Give back, word for word, only the lines from the one containing "Decode this image" to the end of the listing below.

++++++++++

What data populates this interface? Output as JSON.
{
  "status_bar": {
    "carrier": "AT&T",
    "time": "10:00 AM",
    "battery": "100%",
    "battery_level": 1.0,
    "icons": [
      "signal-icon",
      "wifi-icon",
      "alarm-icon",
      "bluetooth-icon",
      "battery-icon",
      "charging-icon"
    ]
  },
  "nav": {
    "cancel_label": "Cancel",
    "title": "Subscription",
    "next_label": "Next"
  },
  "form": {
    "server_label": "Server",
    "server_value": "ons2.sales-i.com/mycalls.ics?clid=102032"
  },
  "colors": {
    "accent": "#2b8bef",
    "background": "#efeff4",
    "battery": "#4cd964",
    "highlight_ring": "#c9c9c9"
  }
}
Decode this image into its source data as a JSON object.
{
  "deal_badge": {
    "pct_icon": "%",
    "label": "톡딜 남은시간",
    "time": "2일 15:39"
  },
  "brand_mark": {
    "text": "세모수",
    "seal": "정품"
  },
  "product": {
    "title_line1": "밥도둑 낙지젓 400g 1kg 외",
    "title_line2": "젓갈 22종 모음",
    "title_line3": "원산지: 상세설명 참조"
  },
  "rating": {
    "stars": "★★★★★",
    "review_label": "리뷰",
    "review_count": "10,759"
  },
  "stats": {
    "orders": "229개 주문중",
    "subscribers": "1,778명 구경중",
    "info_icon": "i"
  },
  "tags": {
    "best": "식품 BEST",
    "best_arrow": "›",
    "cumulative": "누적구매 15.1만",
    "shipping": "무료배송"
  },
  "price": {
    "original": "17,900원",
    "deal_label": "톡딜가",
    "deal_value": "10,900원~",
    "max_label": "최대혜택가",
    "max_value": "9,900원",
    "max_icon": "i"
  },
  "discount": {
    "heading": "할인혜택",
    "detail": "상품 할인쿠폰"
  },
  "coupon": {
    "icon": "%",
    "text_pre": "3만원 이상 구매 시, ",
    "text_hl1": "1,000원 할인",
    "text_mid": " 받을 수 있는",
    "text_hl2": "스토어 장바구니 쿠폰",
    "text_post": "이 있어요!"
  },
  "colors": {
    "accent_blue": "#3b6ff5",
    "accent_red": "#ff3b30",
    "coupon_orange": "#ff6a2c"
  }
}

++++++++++

● **Reply**:
Decode this image into its source data as a JSON object.
{
  "deal_badge": {
    "pct_icon": "%",
    "label": "톡딜 남은시간",
    "time": "2일 15:39"
  },
  "brand_mark": {
    "text": "세모수",
    "seal": "정품"
  },
  "product": {
    "title_line1": "밥도둑 낙지젓 400g 1kg 외",
    "title_line2": "젓갈 22종 모음",
    "title_line3": "원산지: 상세설명 참조"
  },
  "rating": {
    "stars": "★★★★★",
    "review_label": "리뷰",
    "review_count": "10,759"
  },
  "stats": {
    "orders": "229개 주문중",
    "subscribers": "1,778명 구경중",
    "info_icon": "i"
  },
  "tags": {
    "best": "식품 BEST",
    "best_arrow": "›",
    "cumulative": "누적구매 15.1만",
    "shipping": "무료배송"
  },
  "price": {
    "original": "17,900원",
    "deal_label": "톡딜가",
    "deal_value": "10,900원~",
    "max_label": "최대혜택가",
    "max_value": "9,900원",
    "max_icon": "i"
  },
  "discount": {
    "heading": "할인혜택",
    "detail": "상품 할인쿠폰"
  },
  "coupon": {
    "icon": "%",
    "text_pre": "3만원 이상 구매 시, ",
    "text_hl1": "1,000원 할인",
    "text_mid": " 받을 수 있는",
    "text_hl2": "스토어 장바구니 쿠폰",
    "text_post": "이 있어요!"
  },
  "colors": {
    "accent_blue": "#3b6ff5",
    "accent_red": "#ff3b30",
    "coupon_orange": "#ff6a2c"
  }
}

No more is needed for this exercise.